◆ REQUIREMENT ◆
Give the records again exactly. Pictures do not belong in the copy.

Data items:
---+---
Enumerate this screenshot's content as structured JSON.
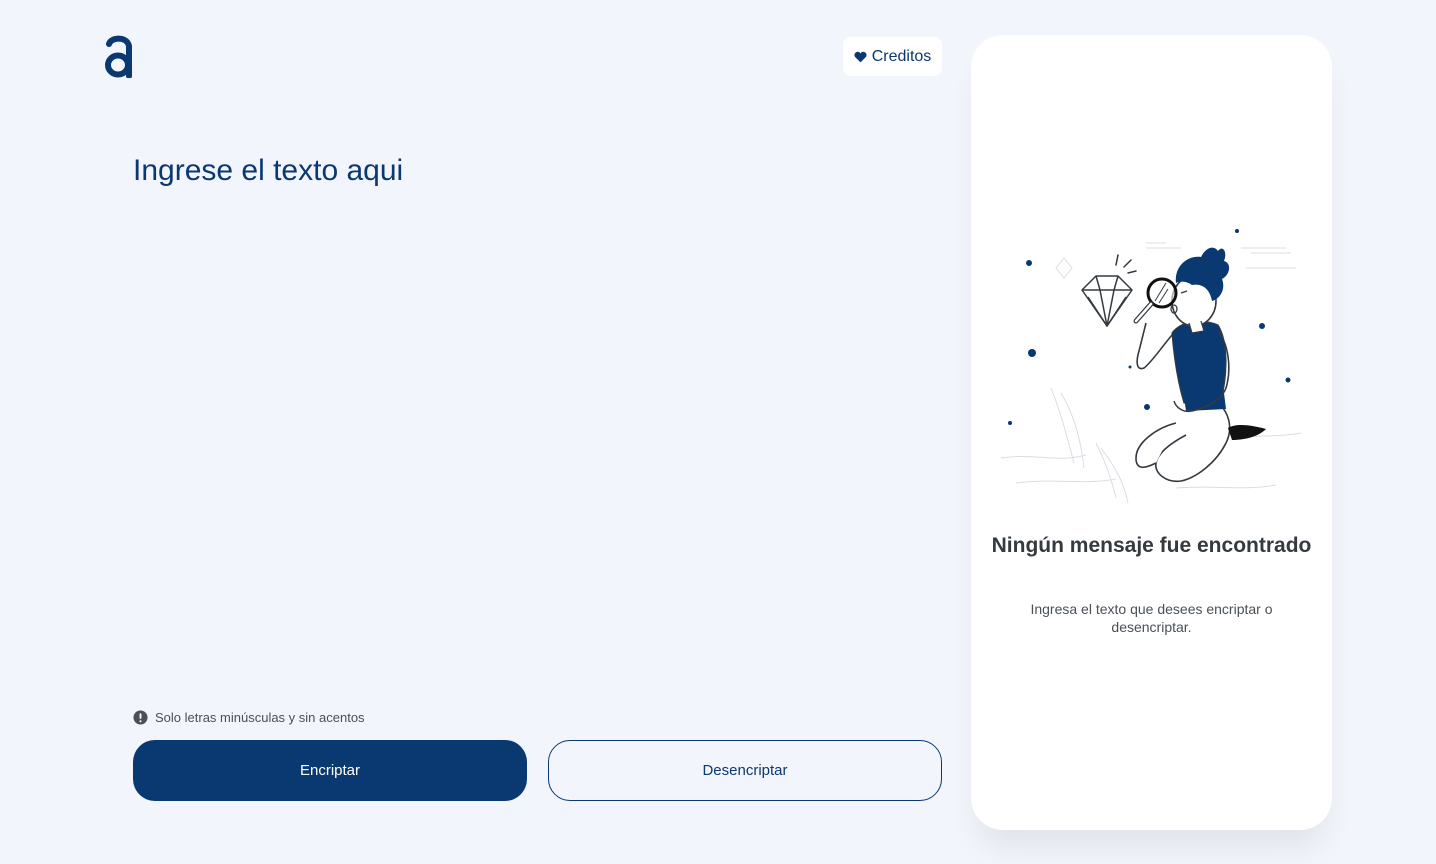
{
  "brand": {
    "logo_icon": "alura-a-logo-icon",
    "primary_color": "#0A3871",
    "background_color": "#F3F5FC"
  },
  "header": {
    "credits_label": "Creditos",
    "credits_icon": "heart-icon"
  },
  "editor": {
    "placeholder": "Ingrese el texto aqui",
    "value": ""
  },
  "hint": {
    "icon": "exclamation-circle-icon",
    "text": "Solo letras minúsculas y sin acentos"
  },
  "actions": {
    "encrypt_label": "Encriptar",
    "decrypt_label": "Desencriptar"
  },
  "output": {
    "illustration": "person-with-magnifying-glass-illustration",
    "title": "Ningún mensaje fue encontrado",
    "subtitle": "Ingresa el texto que desees encriptar o desencriptar."
  }
}
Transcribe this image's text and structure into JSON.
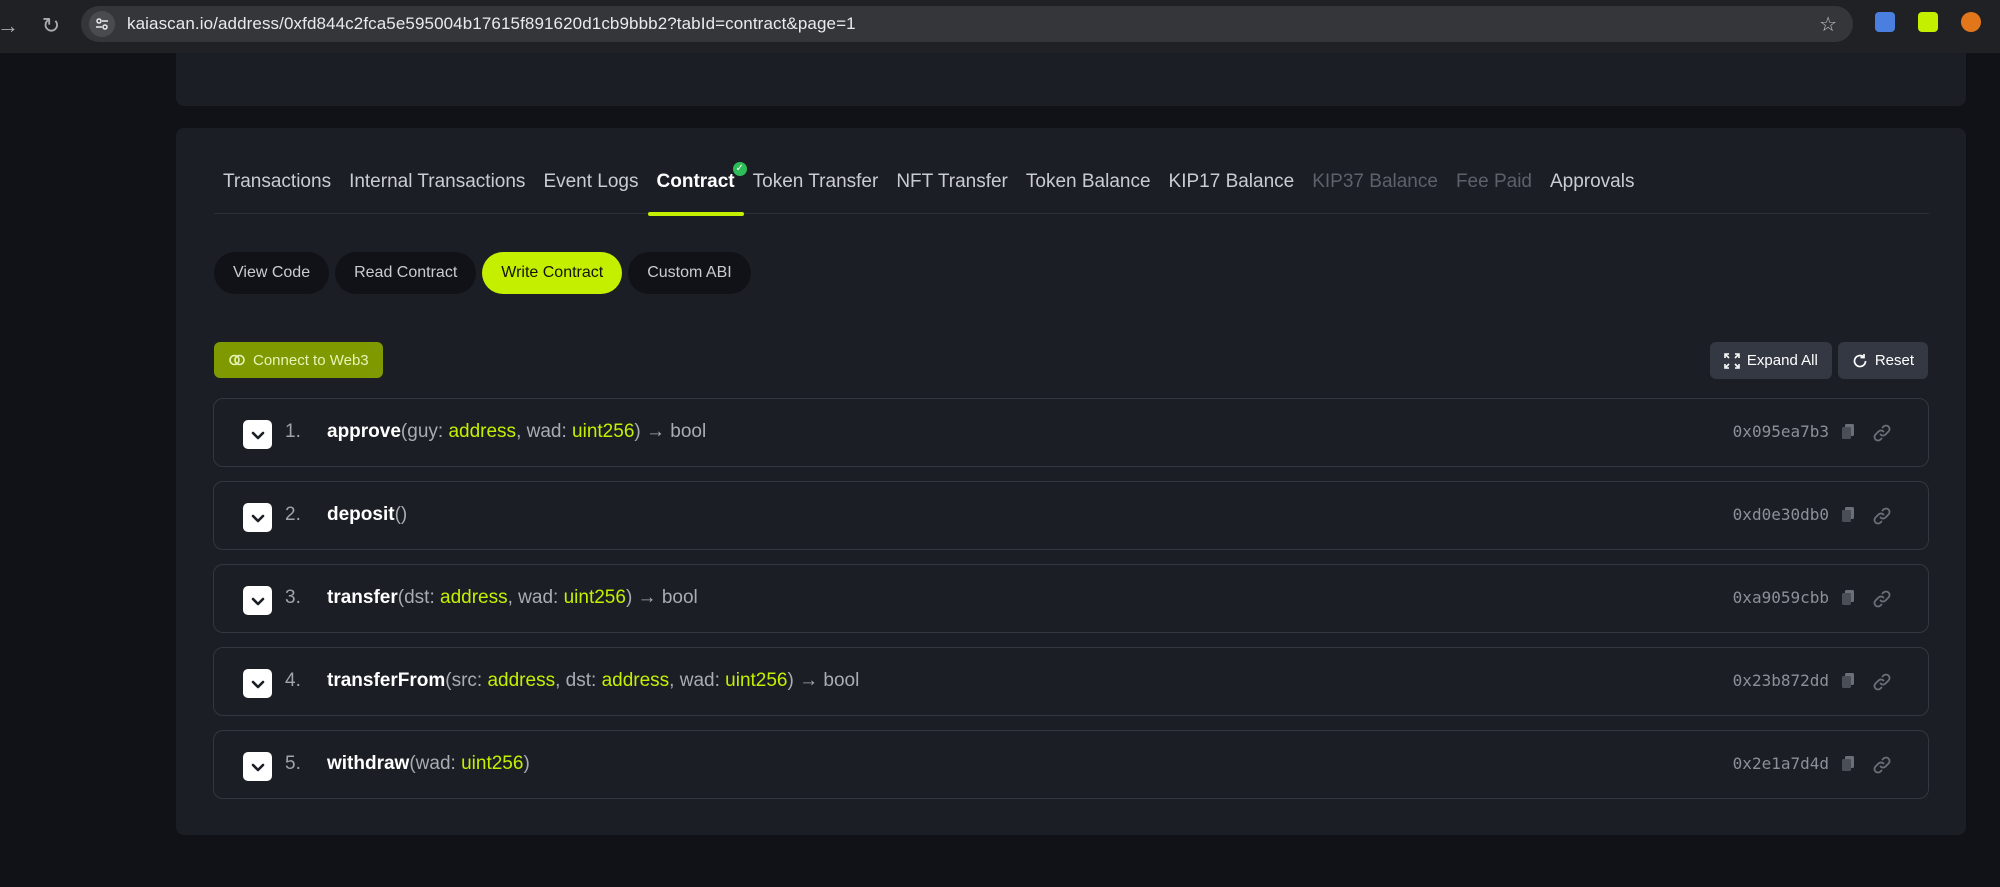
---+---
◆ PROBLEM SOLUTION ◆
Enumerate this screenshot's content as structured JSON.
{
  "brand": {
    "logo_icon": "alura-a-logo-icon",
    "primary_color": "#0A3871",
    "background_color": "#F3F5FC"
  },
  "header": {
    "credits_label": "Creditos",
    "credits_icon": "heart-icon"
  },
  "editor": {
    "placeholder": "Ingrese el texto aqui",
    "value": ""
  },
  "hint": {
    "icon": "exclamation-circle-icon",
    "text": "Solo letras minúsculas y sin acentos"
  },
  "actions": {
    "encrypt_label": "Encriptar",
    "decrypt_label": "Desencriptar"
  },
  "output": {
    "illustration": "person-with-magnifying-glass-illustration",
    "title": "Ningún mensaje fue encontrado",
    "subtitle": "Ingresa el texto que desees encriptar o desencriptar."
  }
}
Transcribe this image's text and structure into JSON.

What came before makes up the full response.